____ SUPPLIED ENTRIES

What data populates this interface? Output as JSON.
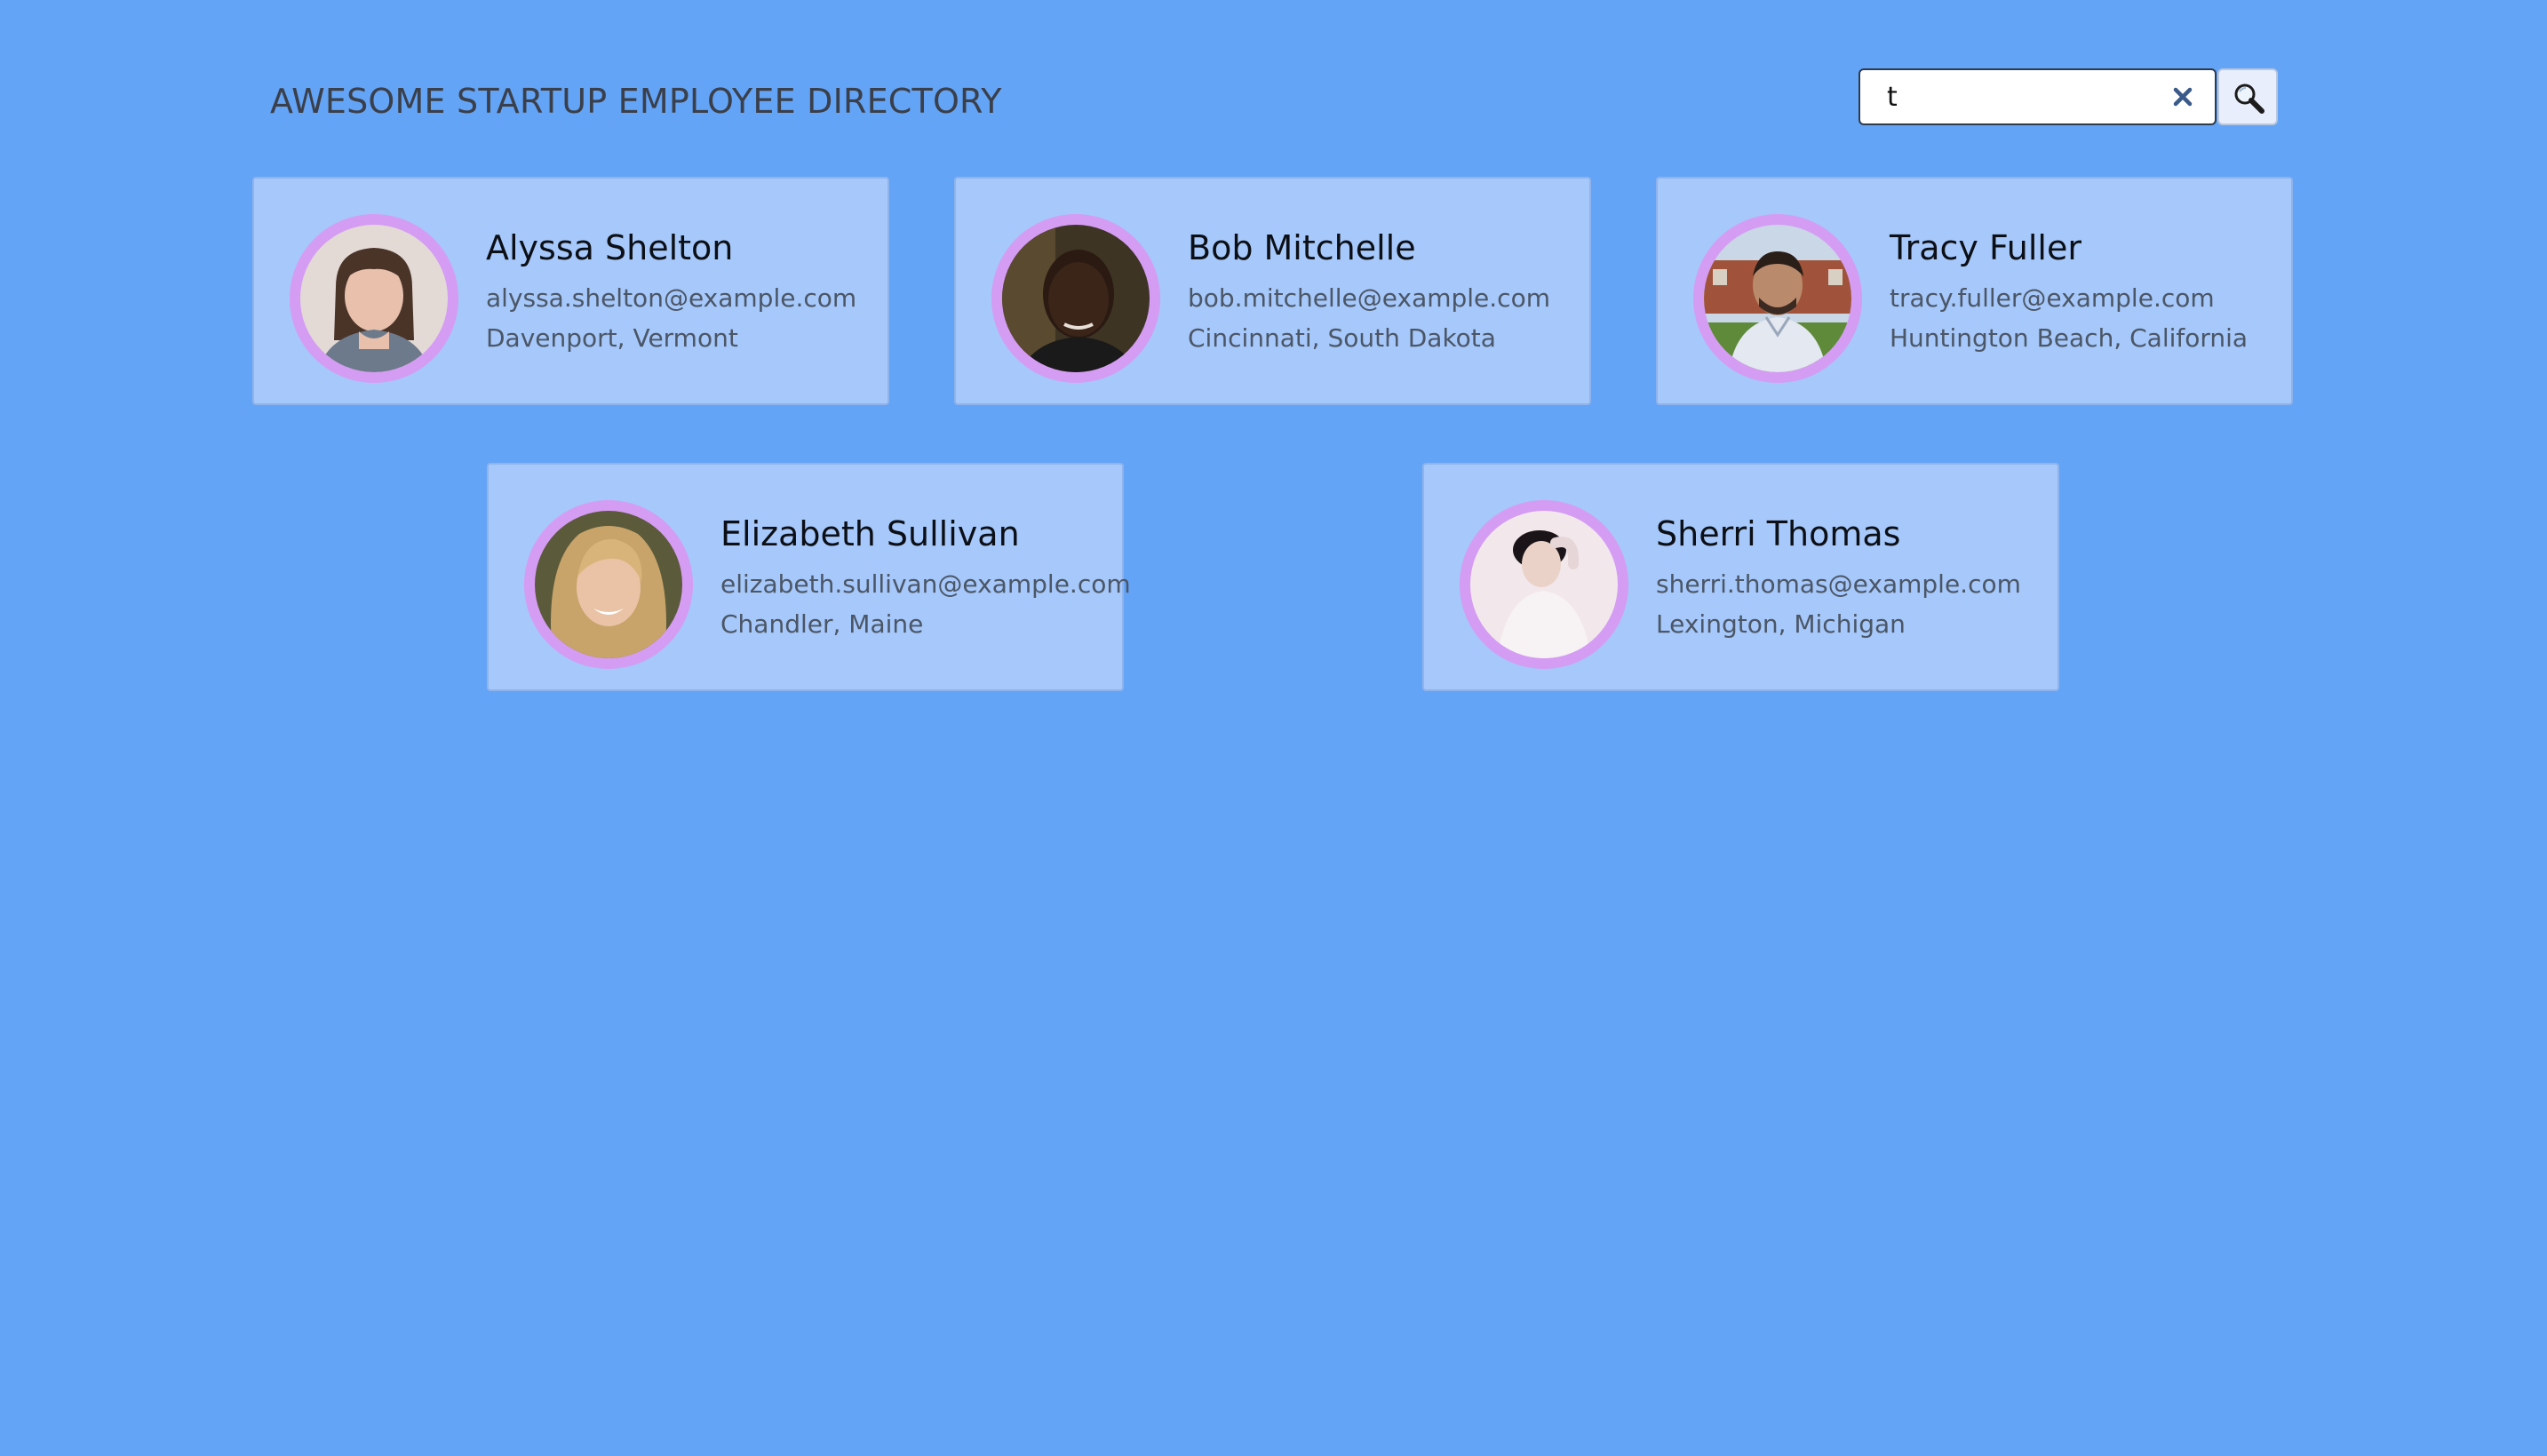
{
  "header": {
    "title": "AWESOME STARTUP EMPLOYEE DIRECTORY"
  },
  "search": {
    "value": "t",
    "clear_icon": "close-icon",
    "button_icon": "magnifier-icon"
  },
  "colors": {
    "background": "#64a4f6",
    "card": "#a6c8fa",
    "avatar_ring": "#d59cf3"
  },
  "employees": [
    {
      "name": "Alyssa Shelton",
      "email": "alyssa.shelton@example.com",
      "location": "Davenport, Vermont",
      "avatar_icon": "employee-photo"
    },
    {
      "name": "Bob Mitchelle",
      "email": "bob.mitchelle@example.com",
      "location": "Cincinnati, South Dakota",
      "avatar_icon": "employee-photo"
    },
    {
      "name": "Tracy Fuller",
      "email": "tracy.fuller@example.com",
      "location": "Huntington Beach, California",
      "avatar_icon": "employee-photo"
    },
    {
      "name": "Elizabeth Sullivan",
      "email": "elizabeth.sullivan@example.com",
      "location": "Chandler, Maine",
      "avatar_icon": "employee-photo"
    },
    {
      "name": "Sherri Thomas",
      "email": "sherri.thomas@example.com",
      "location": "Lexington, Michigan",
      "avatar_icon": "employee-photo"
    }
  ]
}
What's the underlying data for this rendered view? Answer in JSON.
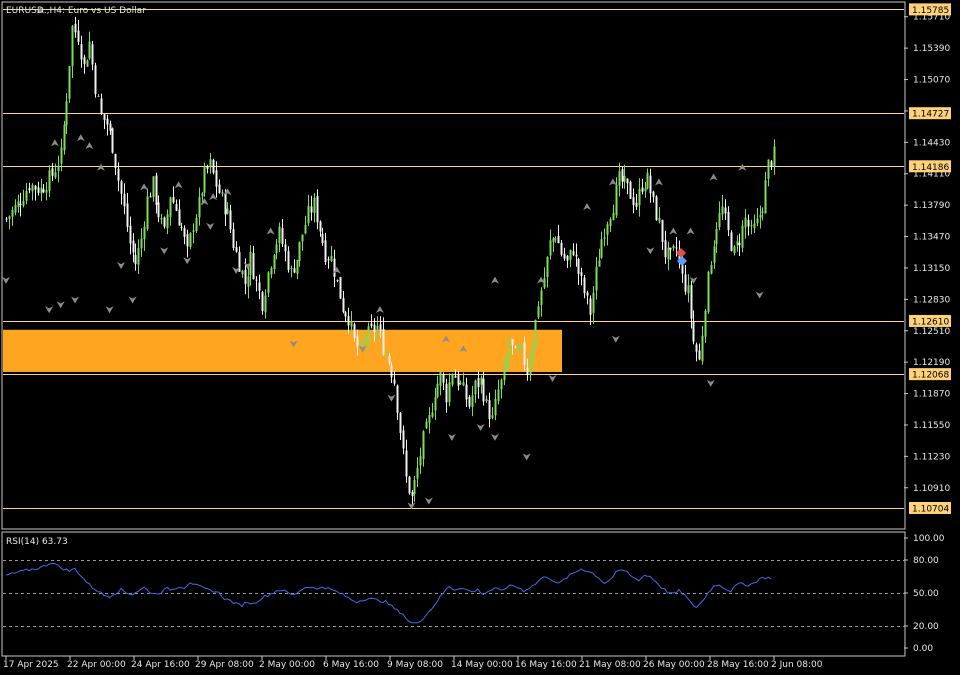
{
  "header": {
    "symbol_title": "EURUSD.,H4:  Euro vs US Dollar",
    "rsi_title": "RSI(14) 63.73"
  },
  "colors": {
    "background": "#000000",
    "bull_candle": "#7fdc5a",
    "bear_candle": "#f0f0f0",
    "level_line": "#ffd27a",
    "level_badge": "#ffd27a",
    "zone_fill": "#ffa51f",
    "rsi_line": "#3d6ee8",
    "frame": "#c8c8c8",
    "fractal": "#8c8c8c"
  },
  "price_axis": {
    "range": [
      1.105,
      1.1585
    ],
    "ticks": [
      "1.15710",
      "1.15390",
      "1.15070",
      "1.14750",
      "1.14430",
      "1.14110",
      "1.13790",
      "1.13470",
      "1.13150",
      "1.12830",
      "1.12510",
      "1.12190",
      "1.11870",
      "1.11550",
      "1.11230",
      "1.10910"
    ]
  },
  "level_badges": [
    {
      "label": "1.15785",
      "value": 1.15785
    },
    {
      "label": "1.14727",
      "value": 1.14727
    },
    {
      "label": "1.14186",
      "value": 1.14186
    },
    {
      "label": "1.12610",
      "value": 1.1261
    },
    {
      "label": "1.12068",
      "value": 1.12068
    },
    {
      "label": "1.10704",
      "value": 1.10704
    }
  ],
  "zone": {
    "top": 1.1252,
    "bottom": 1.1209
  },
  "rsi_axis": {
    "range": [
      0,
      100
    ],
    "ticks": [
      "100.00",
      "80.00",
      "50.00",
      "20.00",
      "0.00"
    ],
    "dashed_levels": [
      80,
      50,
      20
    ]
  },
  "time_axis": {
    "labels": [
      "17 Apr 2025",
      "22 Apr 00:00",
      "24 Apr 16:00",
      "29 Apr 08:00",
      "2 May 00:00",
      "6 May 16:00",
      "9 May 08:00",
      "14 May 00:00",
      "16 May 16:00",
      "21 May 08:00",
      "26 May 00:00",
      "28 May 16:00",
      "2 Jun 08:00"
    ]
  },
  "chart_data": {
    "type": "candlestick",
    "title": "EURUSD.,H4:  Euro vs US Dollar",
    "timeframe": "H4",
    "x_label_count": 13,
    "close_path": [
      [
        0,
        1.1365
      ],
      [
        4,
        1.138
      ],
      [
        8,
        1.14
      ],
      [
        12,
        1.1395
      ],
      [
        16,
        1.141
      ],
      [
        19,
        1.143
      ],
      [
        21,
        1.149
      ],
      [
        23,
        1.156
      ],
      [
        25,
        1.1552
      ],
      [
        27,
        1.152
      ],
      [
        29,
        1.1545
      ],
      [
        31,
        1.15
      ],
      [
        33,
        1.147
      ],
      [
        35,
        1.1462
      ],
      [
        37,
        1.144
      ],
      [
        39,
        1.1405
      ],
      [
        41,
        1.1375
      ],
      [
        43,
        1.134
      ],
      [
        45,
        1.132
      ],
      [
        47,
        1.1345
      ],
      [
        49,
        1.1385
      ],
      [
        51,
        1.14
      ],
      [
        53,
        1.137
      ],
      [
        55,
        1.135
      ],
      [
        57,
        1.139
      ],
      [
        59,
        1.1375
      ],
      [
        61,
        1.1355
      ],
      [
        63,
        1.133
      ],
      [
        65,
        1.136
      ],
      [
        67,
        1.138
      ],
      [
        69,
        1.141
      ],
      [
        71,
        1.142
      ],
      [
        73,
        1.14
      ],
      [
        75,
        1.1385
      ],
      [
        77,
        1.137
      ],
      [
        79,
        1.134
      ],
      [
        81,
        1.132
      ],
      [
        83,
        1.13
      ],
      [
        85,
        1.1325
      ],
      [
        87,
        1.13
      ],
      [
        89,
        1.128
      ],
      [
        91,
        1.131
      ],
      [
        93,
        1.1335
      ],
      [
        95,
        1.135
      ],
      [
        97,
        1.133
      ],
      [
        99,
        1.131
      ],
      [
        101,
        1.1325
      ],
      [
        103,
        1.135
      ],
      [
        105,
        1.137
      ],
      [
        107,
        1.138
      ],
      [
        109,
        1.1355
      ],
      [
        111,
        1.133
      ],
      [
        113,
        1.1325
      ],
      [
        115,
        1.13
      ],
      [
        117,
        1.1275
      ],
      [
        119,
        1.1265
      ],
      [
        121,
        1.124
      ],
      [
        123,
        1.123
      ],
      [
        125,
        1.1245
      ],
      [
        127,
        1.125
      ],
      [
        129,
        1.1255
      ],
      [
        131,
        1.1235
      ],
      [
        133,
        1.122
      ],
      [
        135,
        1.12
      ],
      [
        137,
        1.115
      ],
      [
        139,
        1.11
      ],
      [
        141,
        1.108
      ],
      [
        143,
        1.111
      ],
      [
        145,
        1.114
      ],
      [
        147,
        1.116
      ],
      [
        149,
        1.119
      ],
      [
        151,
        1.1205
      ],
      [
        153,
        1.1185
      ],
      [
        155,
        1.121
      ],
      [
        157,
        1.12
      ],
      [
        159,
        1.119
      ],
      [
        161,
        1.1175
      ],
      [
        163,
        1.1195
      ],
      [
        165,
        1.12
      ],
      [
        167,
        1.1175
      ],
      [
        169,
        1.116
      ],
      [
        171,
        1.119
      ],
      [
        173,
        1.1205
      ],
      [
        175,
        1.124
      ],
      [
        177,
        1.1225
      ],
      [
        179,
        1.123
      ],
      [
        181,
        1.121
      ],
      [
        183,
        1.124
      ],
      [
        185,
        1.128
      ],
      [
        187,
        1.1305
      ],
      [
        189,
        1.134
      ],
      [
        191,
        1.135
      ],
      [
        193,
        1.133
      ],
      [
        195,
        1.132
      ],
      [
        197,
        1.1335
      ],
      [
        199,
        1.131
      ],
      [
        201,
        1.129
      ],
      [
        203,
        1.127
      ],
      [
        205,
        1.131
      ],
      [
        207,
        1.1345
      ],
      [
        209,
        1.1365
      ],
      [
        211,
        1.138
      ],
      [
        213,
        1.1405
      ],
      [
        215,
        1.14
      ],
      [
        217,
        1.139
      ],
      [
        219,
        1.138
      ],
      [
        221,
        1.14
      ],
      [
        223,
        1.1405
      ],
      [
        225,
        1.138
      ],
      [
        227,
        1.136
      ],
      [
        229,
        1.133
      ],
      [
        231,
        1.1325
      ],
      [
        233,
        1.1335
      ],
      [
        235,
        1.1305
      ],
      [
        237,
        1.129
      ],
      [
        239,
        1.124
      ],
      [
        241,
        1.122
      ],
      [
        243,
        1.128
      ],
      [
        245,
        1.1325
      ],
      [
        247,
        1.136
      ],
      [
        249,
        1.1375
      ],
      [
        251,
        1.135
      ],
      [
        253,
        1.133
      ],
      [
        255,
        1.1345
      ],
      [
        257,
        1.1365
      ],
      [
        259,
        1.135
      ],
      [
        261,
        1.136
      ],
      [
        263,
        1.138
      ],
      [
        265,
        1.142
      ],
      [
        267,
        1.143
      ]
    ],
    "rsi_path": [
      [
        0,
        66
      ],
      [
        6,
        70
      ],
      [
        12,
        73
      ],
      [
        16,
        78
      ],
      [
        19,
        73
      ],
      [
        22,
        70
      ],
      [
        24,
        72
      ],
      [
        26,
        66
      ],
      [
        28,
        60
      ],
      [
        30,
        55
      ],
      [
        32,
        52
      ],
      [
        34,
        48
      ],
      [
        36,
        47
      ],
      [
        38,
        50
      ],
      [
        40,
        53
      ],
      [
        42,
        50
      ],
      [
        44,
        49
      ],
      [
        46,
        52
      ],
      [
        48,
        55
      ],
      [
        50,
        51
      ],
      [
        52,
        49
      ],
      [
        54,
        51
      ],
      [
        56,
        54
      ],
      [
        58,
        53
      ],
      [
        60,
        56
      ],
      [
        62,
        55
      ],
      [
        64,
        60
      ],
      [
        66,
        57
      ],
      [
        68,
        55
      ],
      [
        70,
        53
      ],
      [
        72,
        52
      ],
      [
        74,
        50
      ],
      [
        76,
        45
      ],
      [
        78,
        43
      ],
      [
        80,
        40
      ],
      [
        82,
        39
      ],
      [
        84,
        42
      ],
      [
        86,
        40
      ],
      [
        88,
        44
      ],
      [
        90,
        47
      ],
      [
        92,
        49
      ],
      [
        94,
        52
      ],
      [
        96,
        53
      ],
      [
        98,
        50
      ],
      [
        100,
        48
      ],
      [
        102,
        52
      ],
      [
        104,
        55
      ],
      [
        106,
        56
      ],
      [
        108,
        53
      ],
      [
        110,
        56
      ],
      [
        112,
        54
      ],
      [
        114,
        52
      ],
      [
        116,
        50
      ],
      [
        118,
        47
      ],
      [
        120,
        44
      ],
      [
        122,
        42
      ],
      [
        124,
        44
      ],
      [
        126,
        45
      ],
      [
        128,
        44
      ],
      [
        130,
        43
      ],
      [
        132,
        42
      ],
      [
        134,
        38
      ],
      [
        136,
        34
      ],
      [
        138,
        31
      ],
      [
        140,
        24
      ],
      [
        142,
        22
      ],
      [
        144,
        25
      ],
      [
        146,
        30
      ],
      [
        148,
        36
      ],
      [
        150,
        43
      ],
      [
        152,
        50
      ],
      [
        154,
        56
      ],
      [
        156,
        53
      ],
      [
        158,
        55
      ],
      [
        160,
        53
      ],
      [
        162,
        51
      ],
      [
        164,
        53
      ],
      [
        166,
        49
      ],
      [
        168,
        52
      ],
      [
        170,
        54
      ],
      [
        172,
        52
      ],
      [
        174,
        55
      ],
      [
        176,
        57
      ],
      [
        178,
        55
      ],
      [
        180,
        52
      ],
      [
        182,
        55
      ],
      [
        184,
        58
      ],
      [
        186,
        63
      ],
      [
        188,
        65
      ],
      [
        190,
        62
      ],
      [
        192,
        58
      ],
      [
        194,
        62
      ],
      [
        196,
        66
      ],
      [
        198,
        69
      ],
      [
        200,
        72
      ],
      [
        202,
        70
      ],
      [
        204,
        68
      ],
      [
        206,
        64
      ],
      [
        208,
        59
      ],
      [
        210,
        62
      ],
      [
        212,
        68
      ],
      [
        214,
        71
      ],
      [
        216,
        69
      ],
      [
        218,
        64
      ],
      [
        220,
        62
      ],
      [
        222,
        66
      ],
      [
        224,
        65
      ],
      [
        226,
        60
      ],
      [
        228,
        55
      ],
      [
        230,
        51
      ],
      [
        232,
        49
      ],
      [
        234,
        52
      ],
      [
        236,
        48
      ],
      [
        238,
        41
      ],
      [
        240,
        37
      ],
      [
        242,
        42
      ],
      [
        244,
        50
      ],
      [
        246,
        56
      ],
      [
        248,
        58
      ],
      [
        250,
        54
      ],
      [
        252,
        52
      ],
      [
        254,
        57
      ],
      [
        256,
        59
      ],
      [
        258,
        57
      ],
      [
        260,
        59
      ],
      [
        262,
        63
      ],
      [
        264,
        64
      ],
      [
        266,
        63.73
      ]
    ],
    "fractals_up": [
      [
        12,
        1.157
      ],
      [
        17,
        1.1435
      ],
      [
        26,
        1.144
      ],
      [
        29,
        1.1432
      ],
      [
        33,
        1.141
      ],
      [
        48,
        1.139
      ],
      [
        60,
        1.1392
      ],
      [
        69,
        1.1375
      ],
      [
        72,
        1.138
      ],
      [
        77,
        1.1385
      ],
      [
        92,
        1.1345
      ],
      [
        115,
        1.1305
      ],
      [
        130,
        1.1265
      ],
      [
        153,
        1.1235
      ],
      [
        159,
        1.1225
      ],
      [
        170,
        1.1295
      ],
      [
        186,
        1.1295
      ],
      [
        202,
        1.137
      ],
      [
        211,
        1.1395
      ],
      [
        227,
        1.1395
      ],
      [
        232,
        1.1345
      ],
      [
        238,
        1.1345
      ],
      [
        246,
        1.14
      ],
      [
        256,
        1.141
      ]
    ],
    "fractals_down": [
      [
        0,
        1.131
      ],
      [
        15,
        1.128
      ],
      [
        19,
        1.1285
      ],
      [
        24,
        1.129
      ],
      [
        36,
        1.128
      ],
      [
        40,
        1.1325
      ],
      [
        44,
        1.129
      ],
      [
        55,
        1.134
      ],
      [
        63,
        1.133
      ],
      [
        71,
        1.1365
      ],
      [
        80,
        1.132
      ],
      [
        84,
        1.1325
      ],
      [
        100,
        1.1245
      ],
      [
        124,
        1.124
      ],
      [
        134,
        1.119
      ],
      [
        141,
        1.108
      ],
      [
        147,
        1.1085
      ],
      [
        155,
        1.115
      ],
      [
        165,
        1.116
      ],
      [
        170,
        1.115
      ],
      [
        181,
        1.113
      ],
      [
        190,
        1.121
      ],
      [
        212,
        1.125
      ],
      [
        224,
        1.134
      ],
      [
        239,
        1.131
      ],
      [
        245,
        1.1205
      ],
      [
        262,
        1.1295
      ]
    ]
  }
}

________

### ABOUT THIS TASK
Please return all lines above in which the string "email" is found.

### EXPECTED OUTPUT
      "email": "alyssa.shelton@example.com",
      "email": "bob.mitchelle@example.com",
      "email": "tracy.fuller@example.com",
      "email": "elizabeth.sullivan@example.com",
      "email": "sherri.thomas@example.com",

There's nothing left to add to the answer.